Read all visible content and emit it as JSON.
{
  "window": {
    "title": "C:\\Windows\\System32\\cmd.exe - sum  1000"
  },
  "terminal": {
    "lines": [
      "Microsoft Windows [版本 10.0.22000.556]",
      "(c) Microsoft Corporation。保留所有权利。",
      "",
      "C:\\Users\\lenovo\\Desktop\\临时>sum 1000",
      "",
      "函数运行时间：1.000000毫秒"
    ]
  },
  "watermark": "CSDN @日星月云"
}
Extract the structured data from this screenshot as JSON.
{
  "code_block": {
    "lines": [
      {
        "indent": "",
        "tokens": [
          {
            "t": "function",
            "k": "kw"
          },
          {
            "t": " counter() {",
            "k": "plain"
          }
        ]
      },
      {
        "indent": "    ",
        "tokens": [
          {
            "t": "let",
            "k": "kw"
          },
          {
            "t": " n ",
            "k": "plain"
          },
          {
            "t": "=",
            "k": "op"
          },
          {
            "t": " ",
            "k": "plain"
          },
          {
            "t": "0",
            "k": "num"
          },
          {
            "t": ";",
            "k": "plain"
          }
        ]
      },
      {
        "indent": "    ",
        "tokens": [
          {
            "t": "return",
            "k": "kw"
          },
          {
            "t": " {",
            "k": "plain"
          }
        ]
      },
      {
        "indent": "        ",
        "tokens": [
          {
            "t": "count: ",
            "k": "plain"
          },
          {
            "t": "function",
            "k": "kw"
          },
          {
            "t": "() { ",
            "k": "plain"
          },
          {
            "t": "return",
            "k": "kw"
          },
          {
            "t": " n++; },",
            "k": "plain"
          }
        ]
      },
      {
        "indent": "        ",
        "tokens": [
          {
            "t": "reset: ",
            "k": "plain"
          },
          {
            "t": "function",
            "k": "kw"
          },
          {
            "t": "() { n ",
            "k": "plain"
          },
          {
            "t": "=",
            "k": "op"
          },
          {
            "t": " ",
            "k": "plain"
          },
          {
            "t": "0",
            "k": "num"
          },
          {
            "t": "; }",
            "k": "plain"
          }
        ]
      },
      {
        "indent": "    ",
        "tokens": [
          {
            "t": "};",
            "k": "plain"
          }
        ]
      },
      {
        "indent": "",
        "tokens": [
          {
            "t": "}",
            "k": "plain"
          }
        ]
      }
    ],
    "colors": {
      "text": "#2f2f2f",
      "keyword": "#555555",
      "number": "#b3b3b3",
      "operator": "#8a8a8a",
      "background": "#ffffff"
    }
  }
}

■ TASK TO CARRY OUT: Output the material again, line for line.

■ RESULT FOR THIS TASK:
Read all visible content and emit it as JSON.
{
  "window": {
    "title": "C:\\Windows\\System32\\cmd.exe - sum  1000"
  },
  "terminal": {
    "lines": [
      "Microsoft Windows [版本 10.0.22000.556]",
      "(c) Microsoft Corporation。保留所有权利。",
      "",
      "C:\\Users\\lenovo\\Desktop\\临时>sum 1000",
      "",
      "函数运行时间：1.000000毫秒"
    ]
  },
  "watermark": "CSDN @日星月云"
}
Extract the structured data from this screenshot as JSON.
{
  "code_block": {
    "lines": [
      {
        "indent": "",
        "tokens": [
          {
            "t": "function",
            "k": "kw"
          },
          {
            "t": " counter() {",
            "k": "plain"
          }
        ]
      },
      {
        "indent": "    ",
        "tokens": [
          {
            "t": "let",
            "k": "kw"
          },
          {
            "t": " n ",
            "k": "plain"
          },
          {
            "t": "=",
            "k": "op"
          },
          {
            "t": " ",
            "k": "plain"
          },
          {
            "t": "0",
            "k": "num"
          },
          {
            "t": ";",
            "k": "plain"
          }
        ]
      },
      {
        "indent": "    ",
        "tokens": [
          {
            "t": "return",
            "k": "kw"
          },
          {
            "t": " {",
            "k": "plain"
          }
        ]
      },
      {
        "indent": "        ",
        "tokens": [
          {
            "t": "count: ",
            "k": "plain"
          },
          {
            "t": "function",
            "k": "kw"
          },
          {
            "t": "() { ",
            "k": "plain"
          },
          {
            "t": "return",
            "k": "kw"
          },
          {
            "t": " n++; },",
            "k": "plain"
          }
        ]
      },
      {
        "indent": "        ",
        "tokens": [
          {
            "t": "reset: ",
            "k": "plain"
          },
          {
            "t": "function",
            "k": "kw"
          },
          {
            "t": "() { n ",
            "k": "plain"
          },
          {
            "t": "=",
            "k": "op"
          },
          {
            "t": " ",
            "k": "plain"
          },
          {
            "t": "0",
            "k": "num"
          },
          {
            "t": "; }",
            "k": "plain"
          }
        ]
      },
      {
        "indent": "    ",
        "tokens": [
          {
            "t": "};",
            "k": "plain"
          }
        ]
      },
      {
        "indent": "",
        "tokens": [
          {
            "t": "}",
            "k": "plain"
          }
        ]
      }
    ],
    "colors": {
      "text": "#2f2f2f",
      "keyword": "#555555",
      "number": "#b3b3b3",
      "operator": "#8a8a8a",
      "background": "#ffffff"
    }
  }
}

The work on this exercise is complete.